Module 1 – Written English (1 hour)
All MSAP candidates are required to do Module 1
Your responses to the essay prompts are written in the Answer Booklet. Working space is provided for you to plan your essays. Use a blue or black pen, not a pencil.
There are two writing tasks and candidates will write in response to a prompt in each task. One prompt invites an argumentative response, and the other invites a personal response.
Good preparation for this section of the test is to attempt the essay prompts sample on this website (Practice Questions link). Set yourself the task of choosing and writing on two of the sample prompts. Make some time when you will not be interrupted and give yourself an hour to write your essays under 'test conditions'. It is often helpful to ask someone else to read your essay and suggest improvements or alternative approaches. It can also be useful to put your essay aside for several days before re-reading it to look for ways to make improvements.
Don't be concerned about the expected length of the MSAP Written English essays. Within reason, the quality of the writing is much more important than the length. Remember, you only have 30 minutes to plan and write each essay, and the examiners do not have unrealistic expectations of what you can produce in that time.
The criteria for the assessment of Written English:
- The quality of what is said in the piece of writing (developing & exploring ideas in response to the prompt)
- The quality of the structure and organization developed to say something

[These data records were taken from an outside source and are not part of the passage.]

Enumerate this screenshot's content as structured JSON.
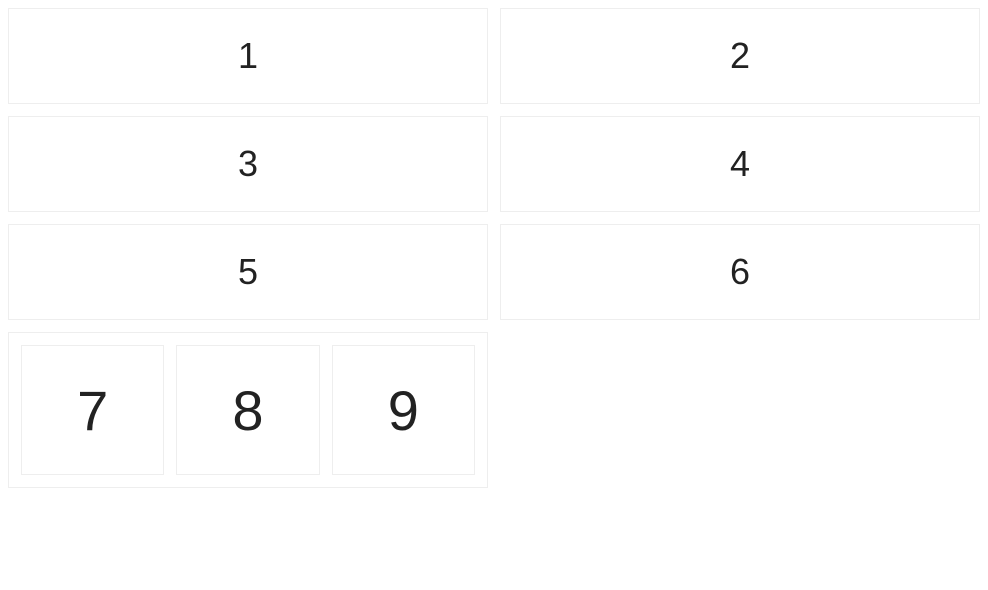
{
  "grid": {
    "cells": [
      "1",
      "2",
      "3",
      "4",
      "5",
      "6"
    ],
    "nested": [
      "7",
      "8",
      "9"
    ]
  }
}
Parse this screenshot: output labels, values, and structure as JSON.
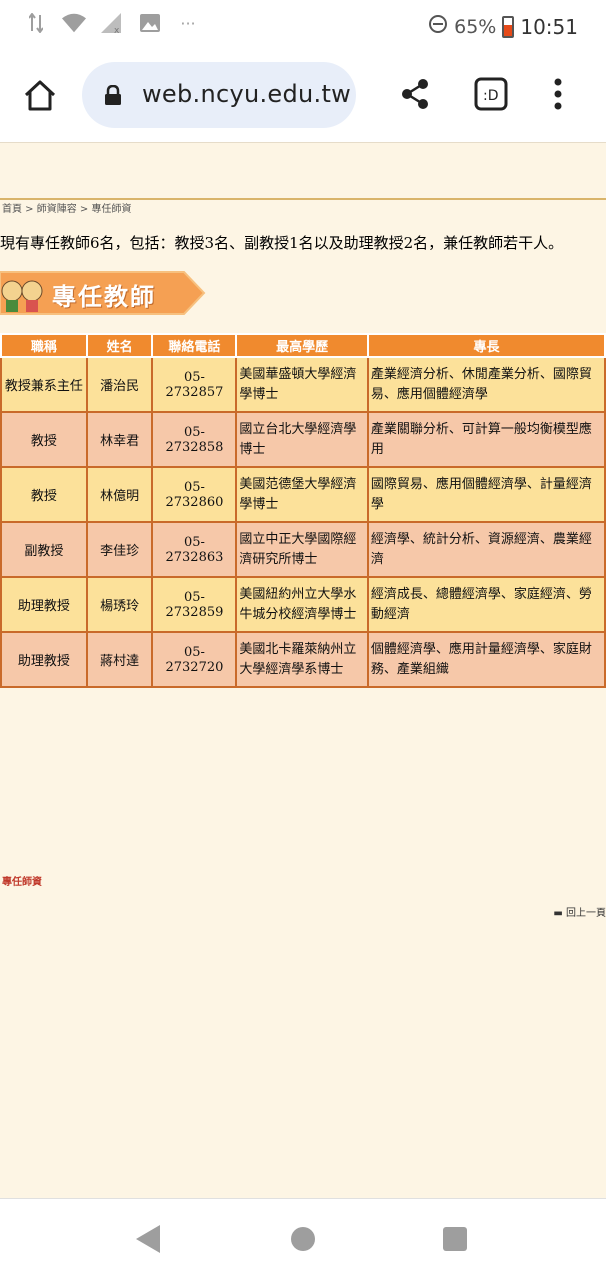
{
  "status": {
    "battery": "65%",
    "time": "10:51"
  },
  "browser": {
    "url": "web.ncyu.edu.tw"
  },
  "breadcrumb": "首頁 > 師資陣容 > 專任師資",
  "intro": "現有專任教師6名，包括：教授3名、副教授1名以及助理教授2名，兼任教師若干人。",
  "banner_title": "專任教師",
  "table": {
    "headers": [
      "職稱",
      "姓名",
      "聯絡電話",
      "最高學歷",
      "專長"
    ],
    "rows": [
      {
        "title": "教授兼系主任",
        "name": "潘治民",
        "phone": "05-2732857",
        "edu": "美國華盛頓大學經濟學博士",
        "spec": "產業經濟分析、休閒產業分析、國際貿易、應用個體經濟學"
      },
      {
        "title": "教授",
        "name": "林幸君",
        "phone": "05-2732858",
        "edu": "國立台北大學經濟學博士",
        "spec": "產業關聯分析、可計算一般均衡模型應用"
      },
      {
        "title": "教授",
        "name": "林億明",
        "phone": "05-2732860",
        "edu": "美國范德堡大學經濟學博士",
        "spec": "國際貿易、應用個體經濟學、計量經濟學"
      },
      {
        "title": "副教授",
        "name": "李佳珍",
        "phone": "05-2732863",
        "edu": "國立中正大學國際經濟研究所博士",
        "spec": "經濟學、統計分析、資源經濟、農業經濟"
      },
      {
        "title": "助理教授",
        "name": "楊琇玲",
        "phone": "05-2732859",
        "edu": "美國紐約州立大學水牛城分校經濟學博士",
        "spec": "經濟成長、總體經濟學、家庭經濟、勞動經濟"
      },
      {
        "title": "助理教授",
        "name": "蔣村達",
        "phone": "05-2732720",
        "edu": "美國北卡羅萊納州立大學經濟學系博士",
        "spec": "個體經濟學、應用計量經濟學、家庭財務、產業組織"
      }
    ]
  },
  "footer_link": "專任師資",
  "back_to_top": "回上一頁",
  "colors": {
    "header": "#f08a2e",
    "row_odd": "#fce19a",
    "row_even": "#f6c8a9",
    "page_bg": "#fdf5e4"
  }
}
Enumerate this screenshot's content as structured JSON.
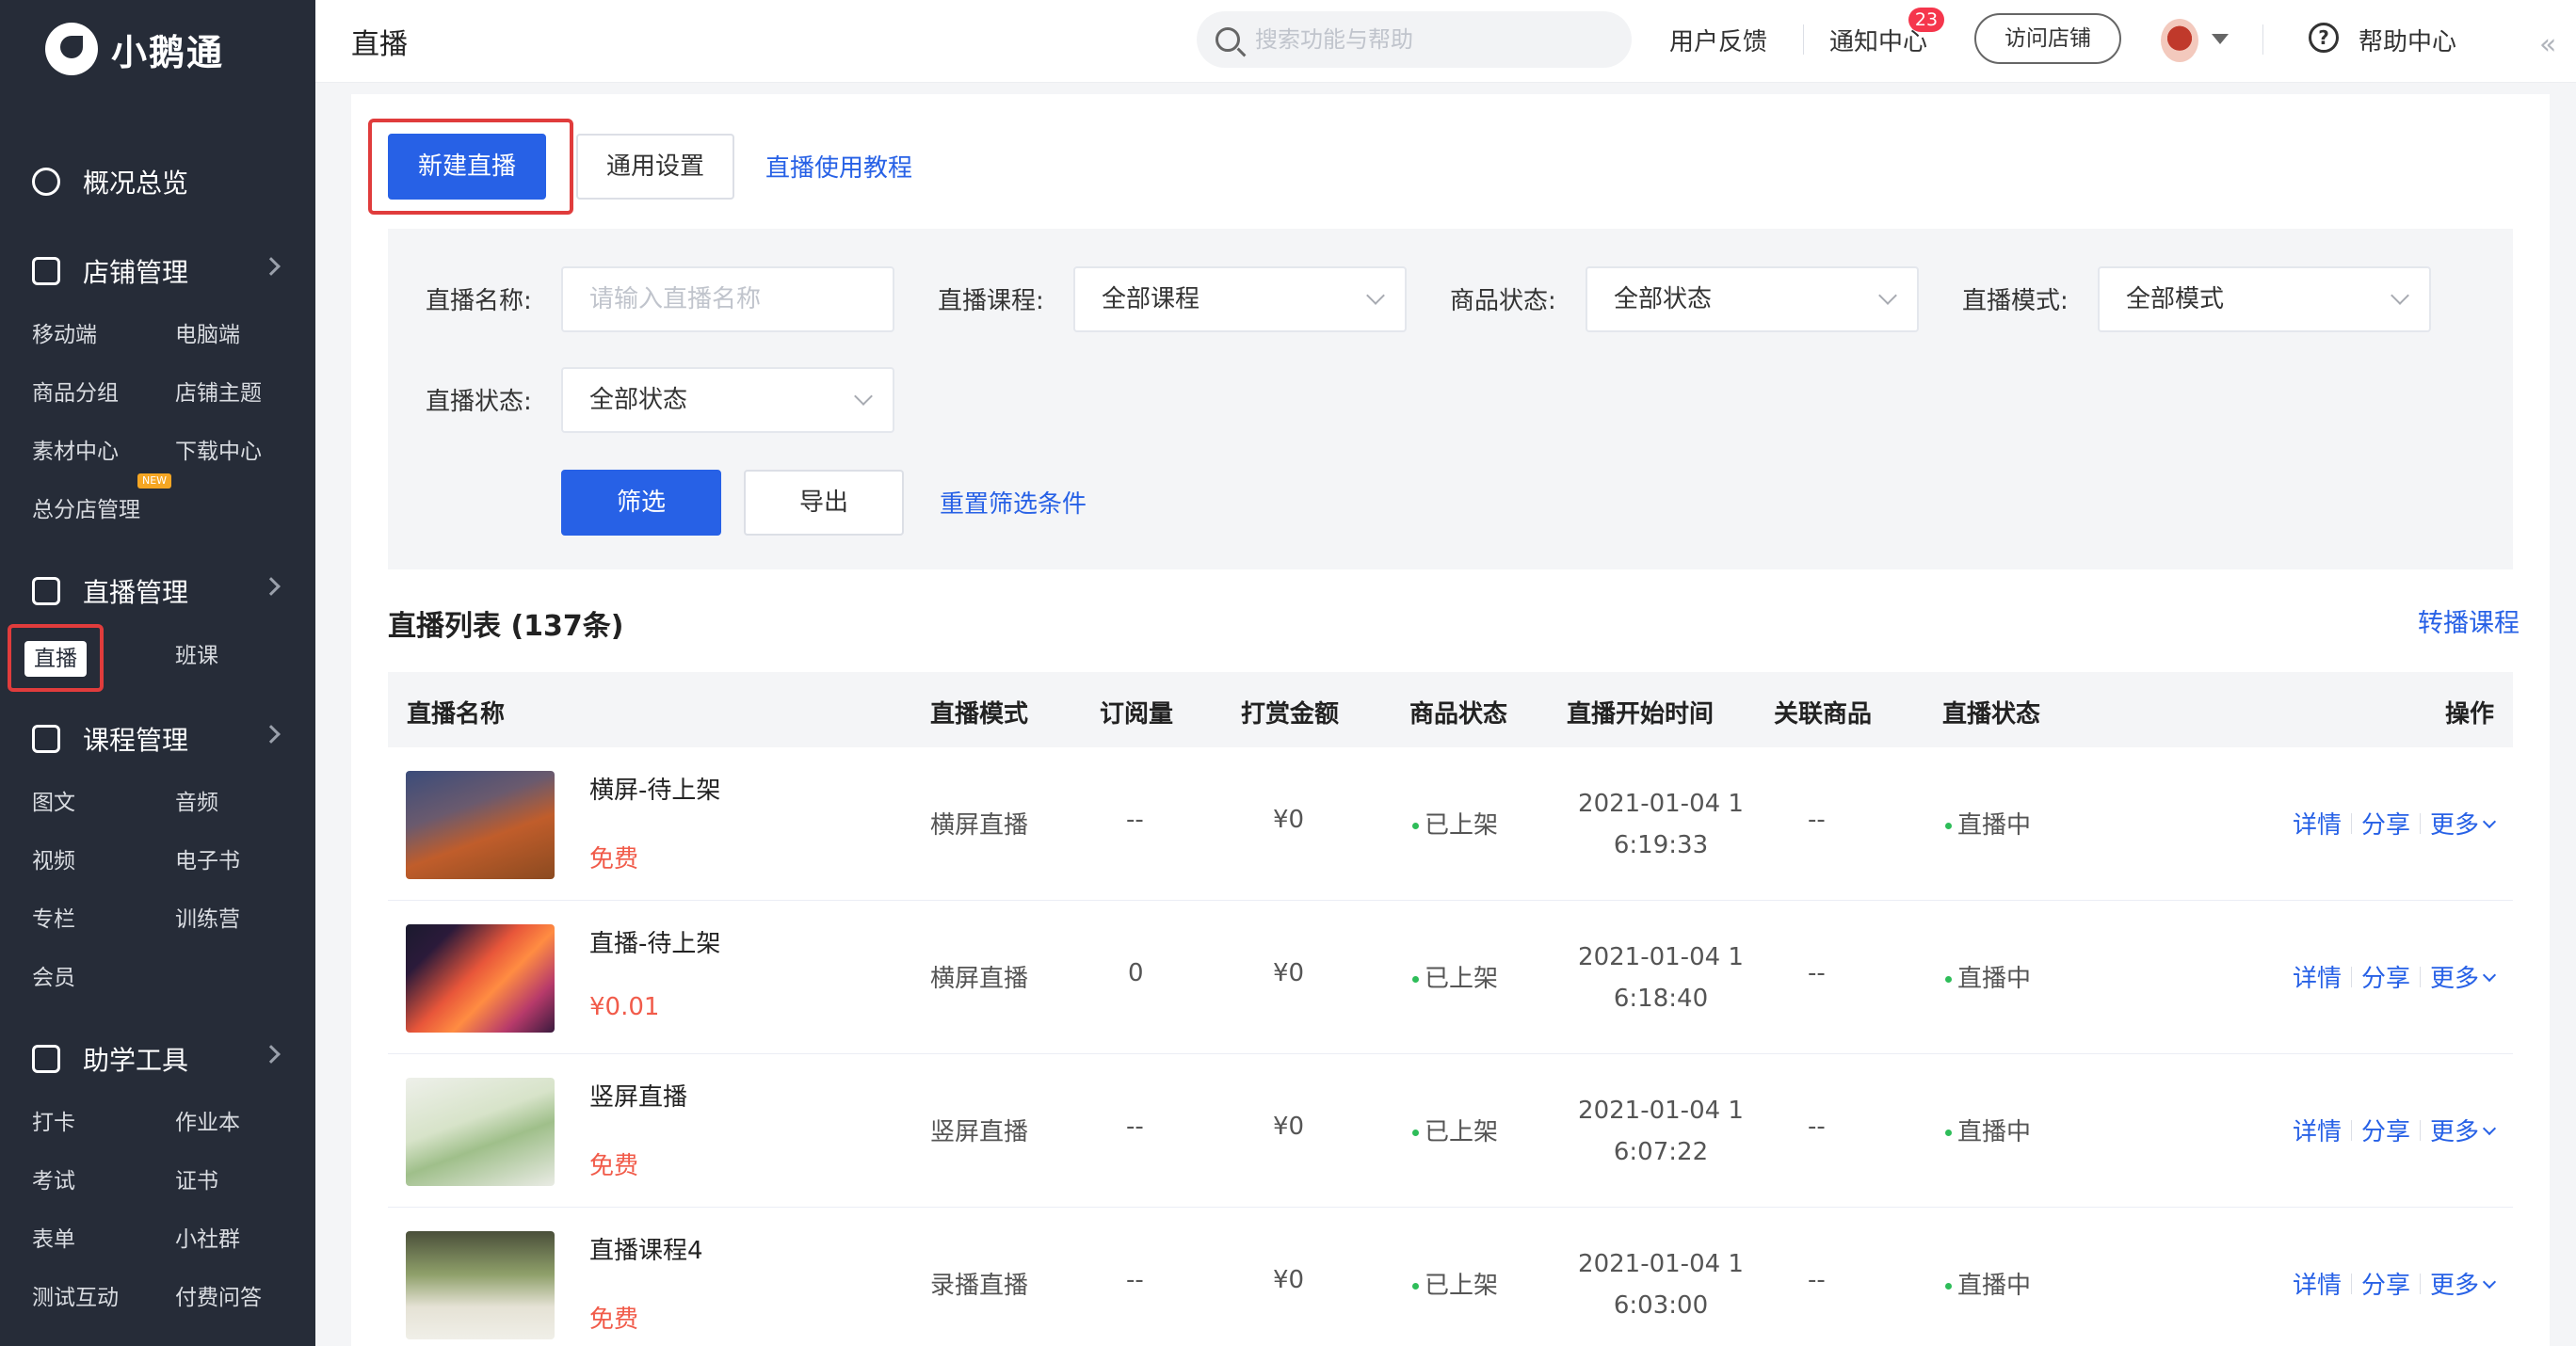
{
  "app": {
    "name": "小鹅通"
  },
  "header": {
    "title": "直播",
    "search_placeholder": "搜索功能与帮助",
    "feedback": "用户反馈",
    "notifications": "通知中心",
    "notification_count": "23",
    "visit_store": "访问店铺",
    "help": "帮助中心"
  },
  "sidebar": {
    "overview": "概况总览",
    "store": {
      "label": "店铺管理",
      "items": [
        "移动端",
        "电脑端",
        "商品分组",
        "店铺主题",
        "素材中心",
        "下载中心",
        "总分店管理"
      ],
      "new_badge": "NEW"
    },
    "live": {
      "label": "直播管理",
      "items": [
        "直播",
        "班课"
      ]
    },
    "course": {
      "label": "课程管理",
      "items": [
        "图文",
        "音频",
        "视频",
        "电子书",
        "专栏",
        "训练营",
        "会员"
      ]
    },
    "tools": {
      "label": "助学工具",
      "items": [
        "打卡",
        "作业本",
        "考试",
        "证书",
        "表单",
        "小社群",
        "测试互动",
        "付费问答"
      ]
    }
  },
  "toolbar": {
    "new_live": "新建直播",
    "settings": "通用设置",
    "tutorial": "直播使用教程"
  },
  "filter": {
    "name_label": "直播名称:",
    "name_placeholder": "请输入直播名称",
    "course_label": "直播课程:",
    "course_value": "全部课程",
    "goods_label": "商品状态:",
    "goods_value": "全部状态",
    "mode_label": "直播模式:",
    "mode_value": "全部模式",
    "status_label": "直播状态:",
    "status_value": "全部状态",
    "filter_btn": "筛选",
    "export_btn": "导出",
    "reset": "重置筛选条件"
  },
  "list": {
    "title": "直播列表 (137条)",
    "rebroadcast": "转播课程",
    "columns": [
      "直播名称",
      "直播模式",
      "订阅量",
      "打赏金额",
      "商品状态",
      "直播开始时间",
      "关联商品",
      "直播状态",
      "操作"
    ],
    "rows": [
      {
        "name": "横屏-待上架",
        "price": "免费",
        "mode": "横屏直播",
        "subs": "--",
        "reward": "¥0",
        "goods": "已上架",
        "time1": "2021-01-04 1",
        "time2": "6:19:33",
        "related": "--",
        "status": "直播中"
      },
      {
        "name": "直播-待上架",
        "price": "¥0.01",
        "mode": "横屏直播",
        "subs": "0",
        "reward": "¥0",
        "goods": "已上架",
        "time1": "2021-01-04 1",
        "time2": "6:18:40",
        "related": "--",
        "status": "直播中"
      },
      {
        "name": "竖屏直播",
        "price": "免费",
        "mode": "竖屏直播",
        "subs": "--",
        "reward": "¥0",
        "goods": "已上架",
        "time1": "2021-01-04 1",
        "time2": "6:07:22",
        "related": "--",
        "status": "直播中"
      },
      {
        "name": "直播课程4",
        "price": "免费",
        "mode": "录播直播",
        "subs": "--",
        "reward": "¥0",
        "goods": "已上架",
        "time1": "2021-01-04 1",
        "time2": "6:03:00",
        "related": "--",
        "status": "直播中"
      }
    ],
    "actions": {
      "detail": "详情",
      "share": "分享",
      "more": "更多"
    }
  }
}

- The quality of the language used to organize and present what is said (using language precisely & appropriately to produce a clear & fluent piece of writing)
Some comments from the MSAP markers about the characteristics of stronger responses:
"The stronger responses were those who could challenge some of the ideas (you don't have to agree with the prompt!) as well as support their point of view in some detail".
"...Ability to understand the whole prompt (not just address part of it) and deal with it broadly; able to discuss complex issues..."
"...Ability to use personal anecdote and bed it into a wider discussion..."
And characteristics of weaker responses:
"Writing which used lists/dot points/sub-headings was not successful".
"Over-use of cliches".
"Candidates often only dealt with half the prompt and omitted addressing the section that would enable them to show some depth and substance".
Some candidates are very concerned that their poor spelling will have a significant impact on their marks. Don't be. The markers are looking mainly at content - they want to see you thinking ideas through, managing complexity, going beyond the superficial. They are more interested in the words you have chosen and how you've put them together, than how you have spelled them.